Segment Start: MATERIAL TO PROCESS

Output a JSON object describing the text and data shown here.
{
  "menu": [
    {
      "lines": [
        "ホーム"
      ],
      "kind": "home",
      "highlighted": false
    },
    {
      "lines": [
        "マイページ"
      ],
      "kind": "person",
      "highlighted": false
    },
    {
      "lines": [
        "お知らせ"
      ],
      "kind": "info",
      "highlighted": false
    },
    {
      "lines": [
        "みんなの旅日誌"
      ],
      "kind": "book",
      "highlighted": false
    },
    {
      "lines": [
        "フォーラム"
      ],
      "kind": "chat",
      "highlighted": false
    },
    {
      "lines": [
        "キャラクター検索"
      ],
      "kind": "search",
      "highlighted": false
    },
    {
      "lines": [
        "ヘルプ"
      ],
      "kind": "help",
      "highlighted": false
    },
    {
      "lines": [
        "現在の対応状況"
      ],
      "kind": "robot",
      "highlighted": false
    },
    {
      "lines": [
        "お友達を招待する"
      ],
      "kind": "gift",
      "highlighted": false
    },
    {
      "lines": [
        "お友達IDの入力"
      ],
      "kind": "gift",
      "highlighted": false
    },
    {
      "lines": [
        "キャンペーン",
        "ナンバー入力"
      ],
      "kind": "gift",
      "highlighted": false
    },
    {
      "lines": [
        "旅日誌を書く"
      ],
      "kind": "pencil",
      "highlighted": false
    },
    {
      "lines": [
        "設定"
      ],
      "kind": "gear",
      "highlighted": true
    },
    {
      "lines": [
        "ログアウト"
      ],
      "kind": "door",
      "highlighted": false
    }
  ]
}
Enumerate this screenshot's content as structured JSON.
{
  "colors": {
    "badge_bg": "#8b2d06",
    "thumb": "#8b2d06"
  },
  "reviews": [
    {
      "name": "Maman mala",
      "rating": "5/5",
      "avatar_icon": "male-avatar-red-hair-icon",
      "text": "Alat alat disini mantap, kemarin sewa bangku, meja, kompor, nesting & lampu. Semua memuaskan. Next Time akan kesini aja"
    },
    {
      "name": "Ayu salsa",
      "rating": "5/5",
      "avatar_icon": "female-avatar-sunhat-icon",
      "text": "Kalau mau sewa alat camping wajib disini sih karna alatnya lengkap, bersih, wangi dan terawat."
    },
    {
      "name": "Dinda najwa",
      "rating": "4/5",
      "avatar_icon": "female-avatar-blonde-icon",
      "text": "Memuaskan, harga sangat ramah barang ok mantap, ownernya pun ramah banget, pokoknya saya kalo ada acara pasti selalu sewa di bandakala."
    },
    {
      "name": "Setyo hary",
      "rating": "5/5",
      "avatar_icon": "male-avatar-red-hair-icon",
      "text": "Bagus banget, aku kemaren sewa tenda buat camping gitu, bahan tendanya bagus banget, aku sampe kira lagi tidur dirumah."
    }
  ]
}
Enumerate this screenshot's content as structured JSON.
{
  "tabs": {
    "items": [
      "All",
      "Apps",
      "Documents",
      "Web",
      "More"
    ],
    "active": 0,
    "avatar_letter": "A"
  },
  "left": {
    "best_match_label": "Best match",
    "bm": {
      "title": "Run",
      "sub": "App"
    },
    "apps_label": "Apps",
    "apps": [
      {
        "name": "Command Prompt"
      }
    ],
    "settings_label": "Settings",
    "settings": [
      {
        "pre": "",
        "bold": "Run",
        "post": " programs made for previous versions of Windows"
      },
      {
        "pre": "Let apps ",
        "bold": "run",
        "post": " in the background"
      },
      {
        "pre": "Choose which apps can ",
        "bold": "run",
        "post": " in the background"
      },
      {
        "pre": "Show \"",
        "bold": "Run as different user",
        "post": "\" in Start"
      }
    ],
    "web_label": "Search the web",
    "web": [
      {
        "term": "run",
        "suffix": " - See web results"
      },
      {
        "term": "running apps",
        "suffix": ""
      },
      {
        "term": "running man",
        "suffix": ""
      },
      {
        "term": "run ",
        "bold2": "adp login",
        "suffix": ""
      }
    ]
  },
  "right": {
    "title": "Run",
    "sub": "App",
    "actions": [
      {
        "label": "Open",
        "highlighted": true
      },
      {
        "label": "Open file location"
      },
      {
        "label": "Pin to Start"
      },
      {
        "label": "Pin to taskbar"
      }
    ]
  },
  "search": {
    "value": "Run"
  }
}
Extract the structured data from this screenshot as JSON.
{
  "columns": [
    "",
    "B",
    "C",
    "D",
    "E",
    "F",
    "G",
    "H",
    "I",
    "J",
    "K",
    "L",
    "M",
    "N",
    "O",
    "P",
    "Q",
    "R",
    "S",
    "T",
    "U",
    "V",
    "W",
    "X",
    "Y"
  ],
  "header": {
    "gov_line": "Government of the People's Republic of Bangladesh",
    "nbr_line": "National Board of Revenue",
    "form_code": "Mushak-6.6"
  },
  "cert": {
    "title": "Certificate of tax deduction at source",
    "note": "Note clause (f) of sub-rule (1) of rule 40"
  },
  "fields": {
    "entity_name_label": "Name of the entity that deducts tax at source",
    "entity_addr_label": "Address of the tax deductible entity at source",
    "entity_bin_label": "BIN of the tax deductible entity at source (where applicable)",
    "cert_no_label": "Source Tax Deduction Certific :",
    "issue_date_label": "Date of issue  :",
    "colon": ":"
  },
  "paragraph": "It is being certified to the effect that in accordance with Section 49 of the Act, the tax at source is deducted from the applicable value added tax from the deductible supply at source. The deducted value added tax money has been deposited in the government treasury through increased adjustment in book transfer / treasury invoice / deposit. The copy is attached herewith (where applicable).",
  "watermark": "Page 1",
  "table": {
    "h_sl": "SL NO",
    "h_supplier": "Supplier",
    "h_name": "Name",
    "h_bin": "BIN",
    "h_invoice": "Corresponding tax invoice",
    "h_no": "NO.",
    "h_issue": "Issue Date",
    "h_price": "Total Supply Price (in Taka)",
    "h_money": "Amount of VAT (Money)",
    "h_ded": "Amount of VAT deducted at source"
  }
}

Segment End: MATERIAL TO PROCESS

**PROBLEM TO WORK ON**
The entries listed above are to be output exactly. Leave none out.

**WRITTEN REPLY**
Output a JSON object describing the text and data shown here.
{
  "menu": [
    {
      "lines": [
        "ホーム"
      ],
      "kind": "home",
      "highlighted": false
    },
    {
      "lines": [
        "マイページ"
      ],
      "kind": "person",
      "highlighted": false
    },
    {
      "lines": [
        "お知らせ"
      ],
      "kind": "info",
      "highlighted": false
    },
    {
      "lines": [
        "みんなの旅日誌"
      ],
      "kind": "book",
      "highlighted": false
    },
    {
      "lines": [
        "フォーラム"
      ],
      "kind": "chat",
      "highlighted": false
    },
    {
      "lines": [
        "キャラクター検索"
      ],
      "kind": "search",
      "highlighted": false
    },
    {
      "lines": [
        "ヘルプ"
      ],
      "kind": "help",
      "highlighted": false
    },
    {
      "lines": [
        "現在の対応状況"
      ],
      "kind": "robot",
      "highlighted": false
    },
    {
      "lines": [
        "お友達を招待する"
      ],
      "kind": "gift",
      "highlighted": false
    },
    {
      "lines": [
        "お友達IDの入力"
      ],
      "kind": "gift",
      "highlighted": false
    },
    {
      "lines": [
        "キャンペーン",
        "ナンバー入力"
      ],
      "kind": "gift",
      "highlighted": false
    },
    {
      "lines": [
        "旅日誌を書く"
      ],
      "kind": "pencil",
      "highlighted": false
    },
    {
      "lines": [
        "設定"
      ],
      "kind": "gear",
      "highlighted": true
    },
    {
      "lines": [
        "ログアウト"
      ],
      "kind": "door",
      "highlighted": false
    }
  ]
}
Enumerate this screenshot's content as structured JSON.
{
  "colors": {
    "badge_bg": "#8b2d06",
    "thumb": "#8b2d06"
  },
  "reviews": [
    {
      "name": "Maman mala",
      "rating": "5/5",
      "avatar_icon": "male-avatar-red-hair-icon",
      "text": "Alat alat disini mantap, kemarin sewa bangku, meja, kompor, nesting & lampu. Semua memuaskan. Next Time akan kesini aja"
    },
    {
      "name": "Ayu salsa",
      "rating": "5/5",
      "avatar_icon": "female-avatar-sunhat-icon",
      "text": "Kalau mau sewa alat camping wajib disini sih karna alatnya lengkap, bersih, wangi dan terawat."
    },
    {
      "name": "Dinda najwa",
      "rating": "4/5",
      "avatar_icon": "female-avatar-blonde-icon",
      "text": "Memuaskan, harga sangat ramah barang ok mantap, ownernya pun ramah banget, pokoknya saya kalo ada acara pasti selalu sewa di bandakala."
    },
    {
      "name": "Setyo hary",
      "rating": "5/5",
      "avatar_icon": "male-avatar-red-hair-icon",
      "text": "Bagus banget, aku kemaren sewa tenda buat camping gitu, bahan tendanya bagus banget, aku sampe kira lagi tidur dirumah."
    }
  ]
}
Enumerate this screenshot's content as structured JSON.
{
  "tabs": {
    "items": [
      "All",
      "Apps",
      "Documents",
      "Web",
      "More"
    ],
    "active": 0,
    "avatar_letter": "A"
  },
  "left": {
    "best_match_label": "Best match",
    "bm": {
      "title": "Run",
      "sub": "App"
    },
    "apps_label": "Apps",
    "apps": [
      {
        "name": "Command Prompt"
      }
    ],
    "settings_label": "Settings",
    "settings": [
      {
        "pre": "",
        "bold": "Run",
        "post": " programs made for previous versions of Windows"
      },
      {
        "pre": "Let apps ",
        "bold": "run",
        "post": " in the background"
      },
      {
        "pre": "Choose which apps can ",
        "bold": "run",
        "post": " in the background"
      },
      {
        "pre": "Show \"",
        "bold": "Run as different user",
        "post": "\" in Start"
      }
    ],
    "web_label": "Search the web",
    "web": [
      {
        "term": "run",
        "suffix": " - See web results"
      },
      {
        "term": "running apps",
        "suffix": ""
      },
      {
        "term": "running man",
        "suffix": ""
      },
      {
        "term": "run ",
        "bold2": "adp login",
        "suffix": ""
      }
    ]
  },
  "right": {
    "title": "Run",
    "sub": "App",
    "actions": [
      {
        "label": "Open",
        "highlighted": true
      },
      {
        "label": "Open file location"
      },
      {
        "label": "Pin to Start"
      },
      {
        "label": "Pin to taskbar"
      }
    ]
  },
  "search": {
    "value": "Run"
  }
}
Extract the structured data from this screenshot as JSON.
{
  "columns": [
    "",
    "B",
    "C",
    "D",
    "E",
    "F",
    "G",
    "H",
    "I",
    "J",
    "K",
    "L",
    "M",
    "N",
    "O",
    "P",
    "Q",
    "R",
    "S",
    "T",
    "U",
    "V",
    "W",
    "X",
    "Y"
  ],
  "header": {
    "gov_line": "Government of the People's Republic of Bangladesh",
    "nbr_line": "National Board of Revenue",
    "form_code": "Mushak-6.6"
  },
  "cert": {
    "title": "Certificate of tax deduction at source",
    "note": "Note clause (f) of sub-rule (1) of rule 40"
  },
  "fields": {
    "entity_name_label": "Name of the entity that deducts tax at source",
    "entity_addr_label": "Address of the tax deductible entity at source",
    "entity_bin_label": "BIN of the tax deductible entity at source (where applicable)",
    "cert_no_label": "Source Tax Deduction Certific :",
    "issue_date_label": "Date of issue  :",
    "colon": ":"
  },
  "paragraph": "It is being certified to the effect that in accordance with Section 49 of the Act, the tax at source is deducted from the applicable value added tax from the deductible supply at source. The deducted value added tax money has been deposited in the government treasury through increased adjustment in book transfer / treasury invoice / deposit. The copy is attached herewith (where applicable).",
  "watermark": "Page 1",
  "table": {
    "h_sl": "SL NO",
    "h_supplier": "Supplier",
    "h_name": "Name",
    "h_bin": "BIN",
    "h_invoice": "Corresponding tax invoice",
    "h_no": "NO.",
    "h_issue": "Issue Date",
    "h_price": "Total Supply Price (in Taka)",
    "h_money": "Amount of VAT (Money)",
    "h_ded": "Amount of VAT deducted at source"
  }
}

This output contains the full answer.